▶ _How to complete this task_
Could you restate the data word for word and drop the pictures?

▶ _Record excerpts_
..........
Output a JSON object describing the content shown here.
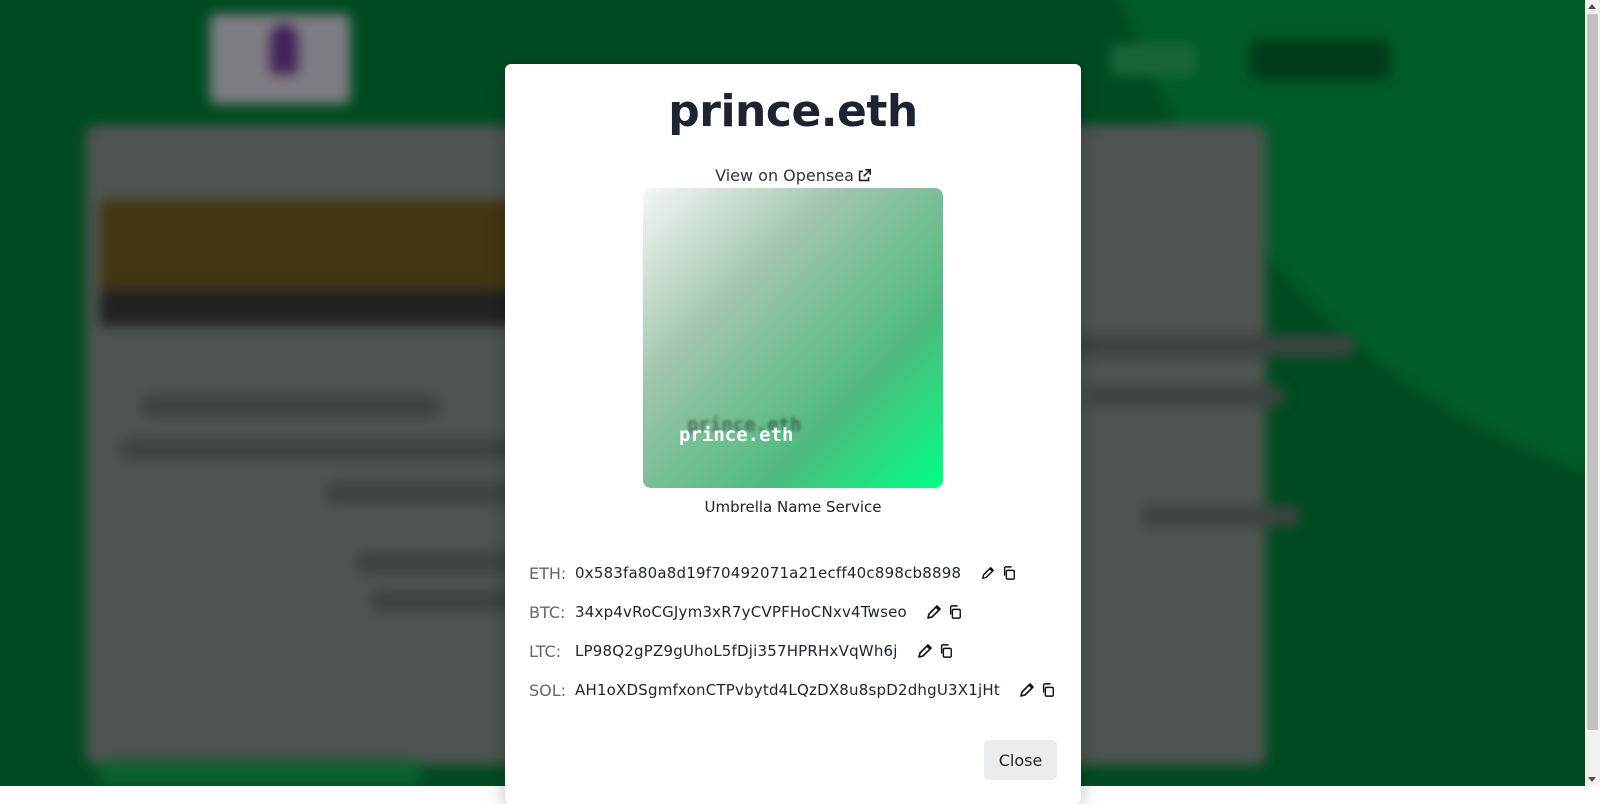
{
  "modal": {
    "title": "prince.eth",
    "opensea_link": "View on Opensea",
    "nft": {
      "text": "prince.eth",
      "caption": "Umbrella Name Service"
    },
    "addresses": [
      {
        "label": "ETH:",
        "value": "0x583fa80a8d19f70492071a21ecff40c898cb8898"
      },
      {
        "label": "BTC:",
        "value": "34xp4vRoCGJym3xR7yCVPFHoCNxv4Twseo"
      },
      {
        "label": "LTC:",
        "value": "LP98Q2gPZ9gUhoL5fDji357HPRHxVqWh6j"
      },
      {
        "label": "SOL:",
        "value": "AH1oXDSgmfxonCTPvbytd4LQzDX8u8spD2dhgU3X1jHt"
      }
    ],
    "close_label": "Close"
  },
  "icons": {
    "edit": "pencil-icon",
    "copy": "copy-icon",
    "external": "external-link-icon"
  },
  "colors": {
    "background_green": "#00893e",
    "nft_gradient_end": "#00ff84",
    "close_button_bg": "#e9ecef"
  }
}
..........
▶ _Task result_
Output a JSON object describing the content shown here.
{
  "modal": {
    "title": "prince.eth",
    "opensea_link": "View on Opensea",
    "nft": {
      "text": "prince.eth",
      "caption": "Umbrella Name Service"
    },
    "addresses": [
      {
        "label": "ETH:",
        "value": "0x583fa80a8d19f70492071a21ecff40c898cb8898"
      },
      {
        "label": "BTC:",
        "value": "34xp4vRoCGJym3xR7yCVPFHoCNxv4Twseo"
      },
      {
        "label": "LTC:",
        "value": "LP98Q2gPZ9gUhoL5fDji357HPRHxVqWh6j"
      },
      {
        "label": "SOL:",
        "value": "AH1oXDSgmfxonCTPvbytd4LQzDX8u8spD2dhgU3X1jHt"
      }
    ],
    "close_label": "Close"
  },
  "icons": {
    "edit": "pencil-icon",
    "copy": "copy-icon",
    "external": "external-link-icon"
  },
  "colors": {
    "background_green": "#00893e",
    "nft_gradient_end": "#00ff84",
    "close_button_bg": "#e9ecef"
  }
}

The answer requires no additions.